Charlton, Tim R. , Consultant, Guildford, Surrey, United Kingdom

The Late Cretaceous Jass Megasequence in the Bird's Head comprises a lithologically mixed bathyal succession with local volcanic interbeds, showing considerable variation in stratigraphic thickness over relatively short distances. The sequence is developed above the regionally important Intra-Cretaceous Unconformity, which probably marks submergence following an interval of uplift and subaerial erosion in the mid Cretaceous. This submergence is presumed to be tectonically driven as it occurred during a period of globally falling sea levels. Regional dating of the oldest sediments above the unconformity indicates sequential onlap onto a structural high centred near to the Kalitami-1 well in the central Bintuni Basin.

It is suggested that during the Late Cretaceous the Bird's Head was the site of N-S intracontinental extension, probably related to the separation of a continental margin terrane from north of eastern Irian Jaya/Papua New Guinea. Extension commenced in about the Turonian, and continued until the Maastrichtian, at which time the continental margin terrane finally separated from Greater Australia.

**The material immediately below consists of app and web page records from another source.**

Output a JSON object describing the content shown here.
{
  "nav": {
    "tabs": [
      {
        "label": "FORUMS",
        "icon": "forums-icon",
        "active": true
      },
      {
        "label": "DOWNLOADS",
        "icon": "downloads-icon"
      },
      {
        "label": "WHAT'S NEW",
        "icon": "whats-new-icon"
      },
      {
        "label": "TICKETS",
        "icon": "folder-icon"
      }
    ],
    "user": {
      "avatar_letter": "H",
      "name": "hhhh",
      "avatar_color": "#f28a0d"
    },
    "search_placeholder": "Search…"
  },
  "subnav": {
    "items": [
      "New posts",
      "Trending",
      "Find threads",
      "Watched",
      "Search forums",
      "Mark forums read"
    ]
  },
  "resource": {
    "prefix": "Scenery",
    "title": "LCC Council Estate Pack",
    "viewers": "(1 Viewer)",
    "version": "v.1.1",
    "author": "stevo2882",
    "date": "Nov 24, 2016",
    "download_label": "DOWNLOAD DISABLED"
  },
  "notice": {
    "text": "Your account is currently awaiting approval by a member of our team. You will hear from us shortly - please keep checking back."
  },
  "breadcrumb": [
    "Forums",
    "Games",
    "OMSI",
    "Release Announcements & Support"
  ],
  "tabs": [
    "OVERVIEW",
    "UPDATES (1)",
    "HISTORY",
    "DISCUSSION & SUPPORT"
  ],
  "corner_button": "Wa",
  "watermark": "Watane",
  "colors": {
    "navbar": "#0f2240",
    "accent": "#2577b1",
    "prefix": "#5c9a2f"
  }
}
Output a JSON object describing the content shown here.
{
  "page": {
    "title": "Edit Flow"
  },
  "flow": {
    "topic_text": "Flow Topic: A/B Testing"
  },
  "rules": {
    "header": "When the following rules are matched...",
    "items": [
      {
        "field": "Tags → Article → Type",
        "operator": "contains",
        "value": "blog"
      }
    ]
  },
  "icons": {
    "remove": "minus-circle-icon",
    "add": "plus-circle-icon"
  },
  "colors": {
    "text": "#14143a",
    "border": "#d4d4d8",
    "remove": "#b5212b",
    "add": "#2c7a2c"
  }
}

By the end of the Cretaceous the central and southern Bird's Head formed a subsiding block-faulted terrane, with a locally emergent structural high to the north (the Kemum block). Subsequently during Oligocene initiation of regional arc-continent collision, the extended terrane was inverted, producing the structural ridges upon which the hydrocarbon-bearing Kais reefs nucleated in the Miocene, and additionally forming deeper structural targets in the Mesozoic section.

AAPG Search and Discovery Article #90913©2000 AAPG International Conference and Exhibition, Bali, Indonesia